## Assignment
Nothing but a verbatim copy of the data, minus the images, should be returned.

Interface dataset entries:
#####

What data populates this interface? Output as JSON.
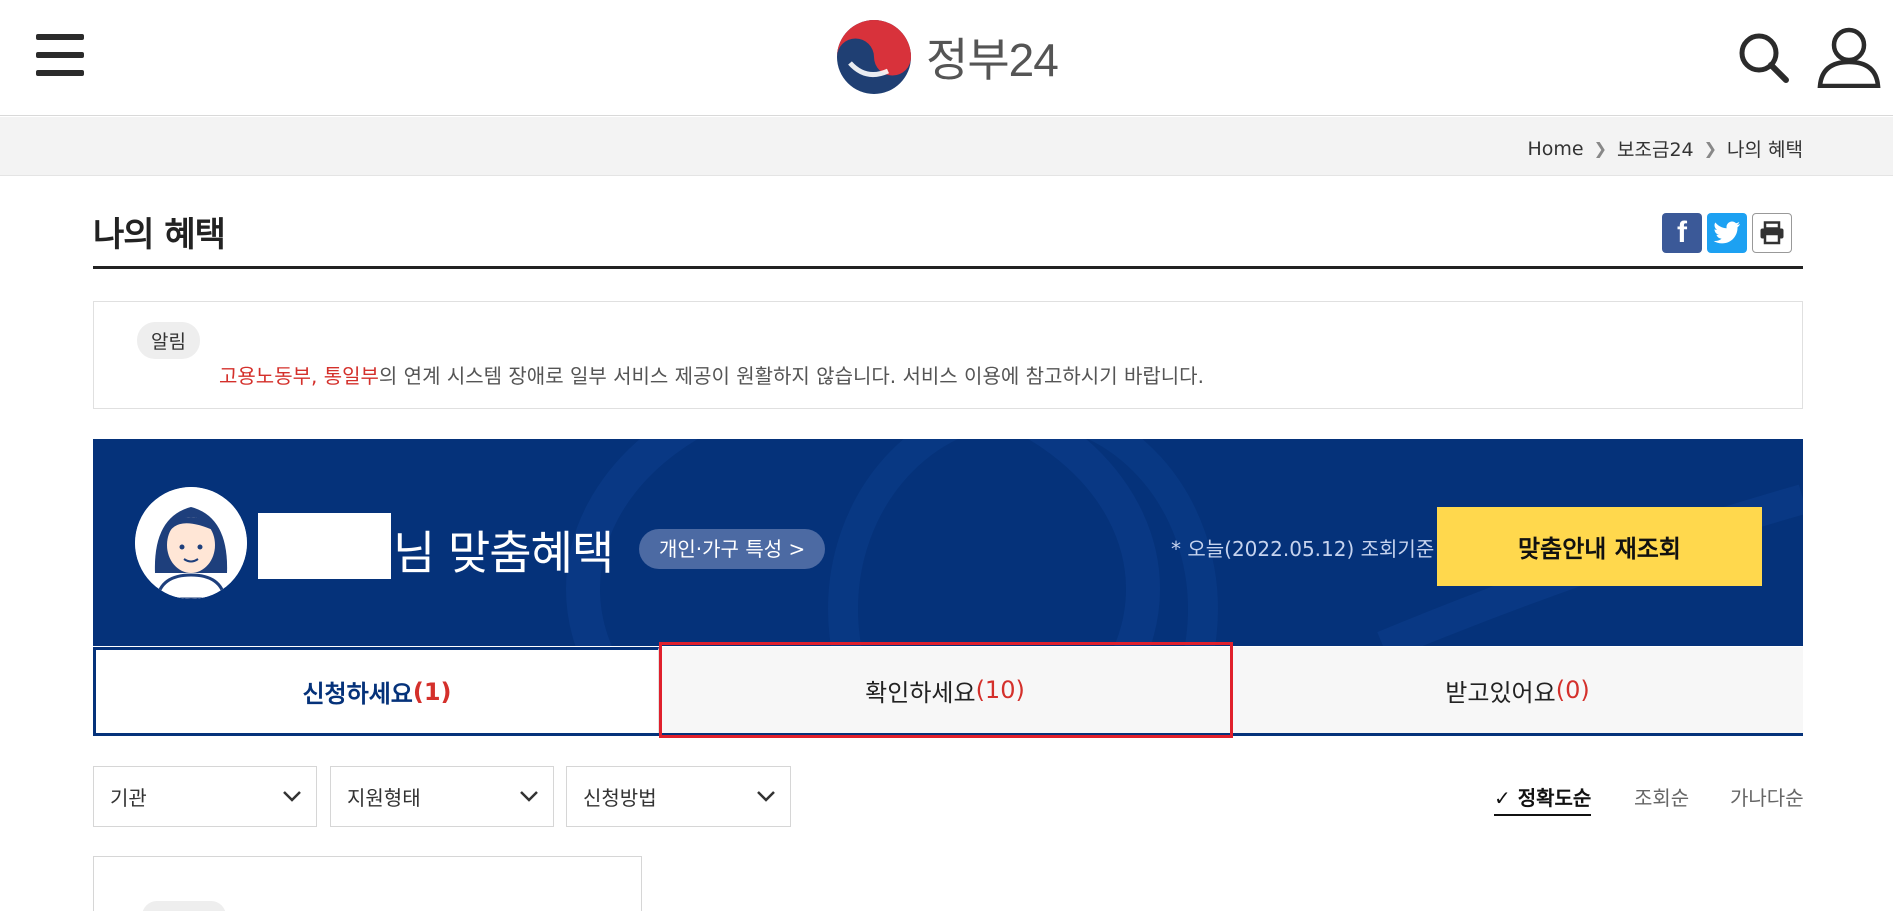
{
  "header": {
    "logo_text": "정부24",
    "menu_icon": "hamburger-menu-icon",
    "search_icon": "search-icon",
    "user_icon": "user-icon"
  },
  "breadcrumb": {
    "items": [
      "Home",
      "보조금24",
      "나의 혜택"
    ]
  },
  "page": {
    "title": "나의 혜택",
    "share": {
      "facebook": "f",
      "twitter_icon": "twitter-icon",
      "print_icon": "print-icon"
    }
  },
  "notice": {
    "badge": "알림",
    "highlight": "고용노동부, 통일부",
    "text": "의 연계 시스템 장애로 일부 서비스 제공이 원활하지 않습니다. 서비스 이용에 참고하시기 바랍니다."
  },
  "hero": {
    "title_suffix": "님 맞춤혜택",
    "trait_button": "개인·가구 특성 >",
    "ref_date": "* 오늘(2022.05.12) 조회기준",
    "requery_button": "맞춤안내 재조회"
  },
  "tabs": [
    {
      "label": "신청하세요",
      "count": "(1)"
    },
    {
      "label": "확인하세요",
      "count": "(10)"
    },
    {
      "label": "받고있어요",
      "count": "(0)"
    }
  ],
  "filters": [
    "기관",
    "지원형태",
    "신청방법"
  ],
  "sort": {
    "options": [
      "정확도순",
      "조회순",
      "가나다순"
    ],
    "check": "✓"
  },
  "colors": {
    "navy": "#05327a",
    "accent_yellow": "#ffd84d",
    "count_red": "#d4302b",
    "highlight_red": "#e0202c"
  }
}
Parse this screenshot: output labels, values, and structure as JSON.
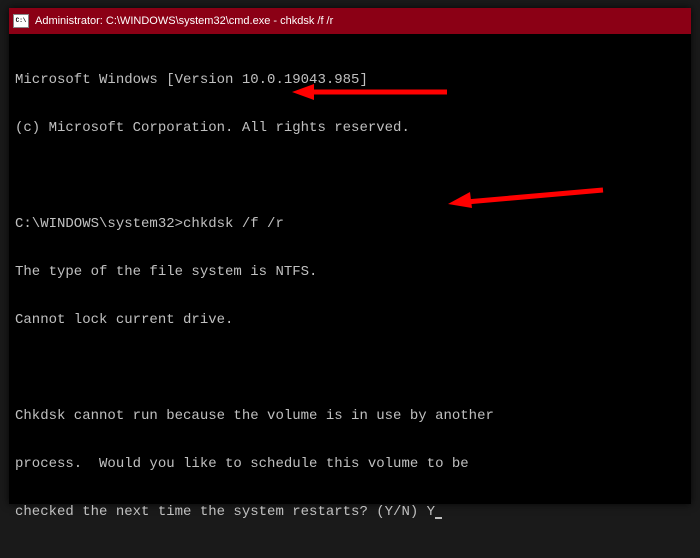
{
  "titlebar": {
    "icon_label": "C:\\",
    "title": "Administrator: C:\\WINDOWS\\system32\\cmd.exe - chkdsk  /f /r"
  },
  "terminal": {
    "line1": "Microsoft Windows [Version 10.0.19043.985]",
    "line2": "(c) Microsoft Corporation. All rights reserved.",
    "prompt": "C:\\WINDOWS\\system32>",
    "command": "chkdsk /f /r",
    "line4": "The type of the file system is NTFS.",
    "line5": "Cannot lock current drive.",
    "line6": "Chkdsk cannot run because the volume is in use by another",
    "line7": "process.  Would you like to schedule this volume to be",
    "line8": "checked the next time the system restarts? (Y/N) ",
    "input_response": "Y"
  },
  "colors": {
    "titlebar_bg": "#8b0015",
    "terminal_bg": "#000000",
    "terminal_fg": "#c0c0c0",
    "arrow": "#ff0000"
  }
}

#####

## Solution to this task
What data populates this interface? Output as JSON.
{
  "header": {
    "logo_text": "정부24",
    "menu_icon": "hamburger-menu-icon",
    "search_icon": "search-icon",
    "user_icon": "user-icon"
  },
  "breadcrumb": {
    "items": [
      "Home",
      "보조금24",
      "나의 혜택"
    ]
  },
  "page": {
    "title": "나의 혜택",
    "share": {
      "facebook": "f",
      "twitter_icon": "twitter-icon",
      "print_icon": "print-icon"
    }
  },
  "notice": {
    "badge": "알림",
    "highlight": "고용노동부, 통일부",
    "text": "의 연계 시스템 장애로 일부 서비스 제공이 원활하지 않습니다. 서비스 이용에 참고하시기 바랍니다."
  },
  "hero": {
    "title_suffix": "님 맞춤혜택",
    "trait_button": "개인·가구 특성 >",
    "ref_date": "* 오늘(2022.05.12) 조회기준",
    "requery_button": "맞춤안내 재조회"
  },
  "tabs": [
    {
      "label": "신청하세요",
      "count": "(1)"
    },
    {
      "label": "확인하세요",
      "count": "(10)"
    },
    {
      "label": "받고있어요",
      "count": "(0)"
    }
  ],
  "filters": [
    "기관",
    "지원형태",
    "신청방법"
  ],
  "sort": {
    "options": [
      "정확도순",
      "조회순",
      "가나다순"
    ],
    "check": "✓"
  },
  "colors": {
    "navy": "#05327a",
    "accent_yellow": "#ffd84d",
    "count_red": "#d4302b",
    "highlight_red": "#e0202c"
  }
}
Parse this screenshot: output labels, values, and structure as JSON.
{
  "titlebar": {
    "icon_label": "C:\\",
    "title": "Administrator: C:\\WINDOWS\\system32\\cmd.exe - chkdsk  /f /r"
  },
  "terminal": {
    "line1": "Microsoft Windows [Version 10.0.19043.985]",
    "line2": "(c) Microsoft Corporation. All rights reserved.",
    "prompt": "C:\\WINDOWS\\system32>",
    "command": "chkdsk /f /r",
    "line4": "The type of the file system is NTFS.",
    "line5": "Cannot lock current drive.",
    "line6": "Chkdsk cannot run because the volume is in use by another",
    "line7": "process.  Would you like to schedule this volume to be",
    "line8": "checked the next time the system restarts? (Y/N) ",
    "input_response": "Y"
  },
  "colors": {
    "titlebar_bg": "#8b0015",
    "terminal_bg": "#000000",
    "terminal_fg": "#c0c0c0",
    "arrow": "#ff0000"
  }
}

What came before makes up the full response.